*GIVEN RECORDS*
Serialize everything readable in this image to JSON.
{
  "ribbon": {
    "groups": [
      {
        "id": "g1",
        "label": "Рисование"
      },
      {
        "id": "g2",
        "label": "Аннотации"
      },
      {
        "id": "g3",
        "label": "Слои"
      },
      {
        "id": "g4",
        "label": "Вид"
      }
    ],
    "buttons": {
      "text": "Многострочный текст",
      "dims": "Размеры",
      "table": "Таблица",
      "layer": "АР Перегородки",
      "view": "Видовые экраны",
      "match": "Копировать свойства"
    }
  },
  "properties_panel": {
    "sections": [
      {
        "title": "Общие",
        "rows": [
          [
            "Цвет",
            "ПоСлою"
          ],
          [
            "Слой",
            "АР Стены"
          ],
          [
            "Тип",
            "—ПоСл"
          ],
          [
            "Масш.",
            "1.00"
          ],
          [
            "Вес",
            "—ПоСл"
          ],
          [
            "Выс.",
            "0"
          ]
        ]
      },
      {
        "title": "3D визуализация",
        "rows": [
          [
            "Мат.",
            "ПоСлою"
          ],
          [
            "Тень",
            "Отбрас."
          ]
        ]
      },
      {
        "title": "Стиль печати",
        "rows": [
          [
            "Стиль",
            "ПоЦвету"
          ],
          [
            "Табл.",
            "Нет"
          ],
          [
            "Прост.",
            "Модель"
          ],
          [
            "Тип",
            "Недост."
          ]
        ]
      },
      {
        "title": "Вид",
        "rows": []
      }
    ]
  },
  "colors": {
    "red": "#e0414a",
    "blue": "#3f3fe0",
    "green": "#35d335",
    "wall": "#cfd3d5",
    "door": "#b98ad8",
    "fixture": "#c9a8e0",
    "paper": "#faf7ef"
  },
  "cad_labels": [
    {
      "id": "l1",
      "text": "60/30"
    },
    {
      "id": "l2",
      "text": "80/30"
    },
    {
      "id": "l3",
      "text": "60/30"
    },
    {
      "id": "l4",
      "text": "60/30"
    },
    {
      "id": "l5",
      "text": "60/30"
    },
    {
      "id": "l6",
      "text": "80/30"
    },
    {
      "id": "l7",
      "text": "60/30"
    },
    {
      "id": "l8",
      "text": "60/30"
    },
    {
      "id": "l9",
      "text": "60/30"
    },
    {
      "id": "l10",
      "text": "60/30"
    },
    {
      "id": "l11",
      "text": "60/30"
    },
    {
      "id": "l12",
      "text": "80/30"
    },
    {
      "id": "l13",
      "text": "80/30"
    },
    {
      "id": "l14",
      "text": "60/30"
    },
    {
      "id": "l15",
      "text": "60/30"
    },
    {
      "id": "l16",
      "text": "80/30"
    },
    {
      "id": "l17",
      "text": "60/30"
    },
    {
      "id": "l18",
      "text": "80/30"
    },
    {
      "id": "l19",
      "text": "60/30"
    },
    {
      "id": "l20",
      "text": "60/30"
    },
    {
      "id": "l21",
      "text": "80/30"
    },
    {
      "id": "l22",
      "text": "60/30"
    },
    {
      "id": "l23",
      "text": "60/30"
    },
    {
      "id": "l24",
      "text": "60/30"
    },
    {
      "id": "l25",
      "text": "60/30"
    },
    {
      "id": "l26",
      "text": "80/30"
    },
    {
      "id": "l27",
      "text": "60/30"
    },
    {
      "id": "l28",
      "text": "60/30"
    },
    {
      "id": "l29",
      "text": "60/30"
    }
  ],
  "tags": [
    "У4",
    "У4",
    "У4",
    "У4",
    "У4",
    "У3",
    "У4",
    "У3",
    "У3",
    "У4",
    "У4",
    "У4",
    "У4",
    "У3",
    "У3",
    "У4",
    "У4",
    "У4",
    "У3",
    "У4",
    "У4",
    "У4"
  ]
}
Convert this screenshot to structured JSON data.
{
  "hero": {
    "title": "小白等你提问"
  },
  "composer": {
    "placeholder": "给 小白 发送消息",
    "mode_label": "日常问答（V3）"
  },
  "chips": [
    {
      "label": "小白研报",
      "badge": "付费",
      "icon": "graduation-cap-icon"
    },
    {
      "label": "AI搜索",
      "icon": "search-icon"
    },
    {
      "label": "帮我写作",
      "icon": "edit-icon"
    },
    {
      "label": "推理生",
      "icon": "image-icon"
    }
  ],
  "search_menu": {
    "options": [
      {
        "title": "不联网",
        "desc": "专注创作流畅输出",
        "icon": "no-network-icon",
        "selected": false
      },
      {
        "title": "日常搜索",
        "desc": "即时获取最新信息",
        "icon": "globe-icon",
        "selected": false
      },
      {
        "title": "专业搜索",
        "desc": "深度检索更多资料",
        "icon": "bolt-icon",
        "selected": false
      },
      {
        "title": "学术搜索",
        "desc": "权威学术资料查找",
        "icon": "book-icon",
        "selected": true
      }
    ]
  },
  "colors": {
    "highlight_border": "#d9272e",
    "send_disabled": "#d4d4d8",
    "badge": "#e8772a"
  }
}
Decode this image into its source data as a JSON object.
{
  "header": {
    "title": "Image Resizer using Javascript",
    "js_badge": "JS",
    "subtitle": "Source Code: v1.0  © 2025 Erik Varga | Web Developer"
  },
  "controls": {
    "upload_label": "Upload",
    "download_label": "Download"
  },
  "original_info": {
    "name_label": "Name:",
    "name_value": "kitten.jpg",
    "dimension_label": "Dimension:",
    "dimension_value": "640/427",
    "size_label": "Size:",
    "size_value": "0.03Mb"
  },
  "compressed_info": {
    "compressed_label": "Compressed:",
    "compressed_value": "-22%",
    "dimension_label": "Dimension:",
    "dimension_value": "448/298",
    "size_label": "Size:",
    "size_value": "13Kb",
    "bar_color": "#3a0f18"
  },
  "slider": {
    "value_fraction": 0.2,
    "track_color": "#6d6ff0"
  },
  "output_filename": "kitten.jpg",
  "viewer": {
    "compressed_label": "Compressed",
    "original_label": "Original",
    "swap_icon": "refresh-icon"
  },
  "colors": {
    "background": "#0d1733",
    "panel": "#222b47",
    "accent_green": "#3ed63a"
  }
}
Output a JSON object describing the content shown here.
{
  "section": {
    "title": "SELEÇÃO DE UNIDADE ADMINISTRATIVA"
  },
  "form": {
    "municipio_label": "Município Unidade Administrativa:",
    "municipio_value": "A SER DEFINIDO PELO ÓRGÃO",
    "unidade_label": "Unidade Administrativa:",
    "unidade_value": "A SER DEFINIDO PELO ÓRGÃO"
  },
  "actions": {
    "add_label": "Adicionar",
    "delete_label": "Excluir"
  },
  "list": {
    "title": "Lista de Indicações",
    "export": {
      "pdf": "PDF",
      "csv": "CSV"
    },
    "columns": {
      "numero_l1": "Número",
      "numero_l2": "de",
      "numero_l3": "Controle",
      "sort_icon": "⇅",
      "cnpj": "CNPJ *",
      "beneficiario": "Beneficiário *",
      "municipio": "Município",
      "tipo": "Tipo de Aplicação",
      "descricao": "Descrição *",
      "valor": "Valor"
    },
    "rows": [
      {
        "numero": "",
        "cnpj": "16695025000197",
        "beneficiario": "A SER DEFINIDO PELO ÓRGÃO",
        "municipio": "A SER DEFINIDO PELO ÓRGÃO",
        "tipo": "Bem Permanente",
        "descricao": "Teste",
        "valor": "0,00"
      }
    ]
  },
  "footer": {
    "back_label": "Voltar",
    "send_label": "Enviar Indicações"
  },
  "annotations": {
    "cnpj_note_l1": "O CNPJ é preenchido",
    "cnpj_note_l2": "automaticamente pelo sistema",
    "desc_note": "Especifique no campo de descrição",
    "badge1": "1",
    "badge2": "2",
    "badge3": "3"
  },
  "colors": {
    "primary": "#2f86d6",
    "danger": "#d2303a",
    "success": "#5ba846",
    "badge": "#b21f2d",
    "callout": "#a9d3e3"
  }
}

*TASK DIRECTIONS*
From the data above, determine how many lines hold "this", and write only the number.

*PROBLEM SOLUTION*
3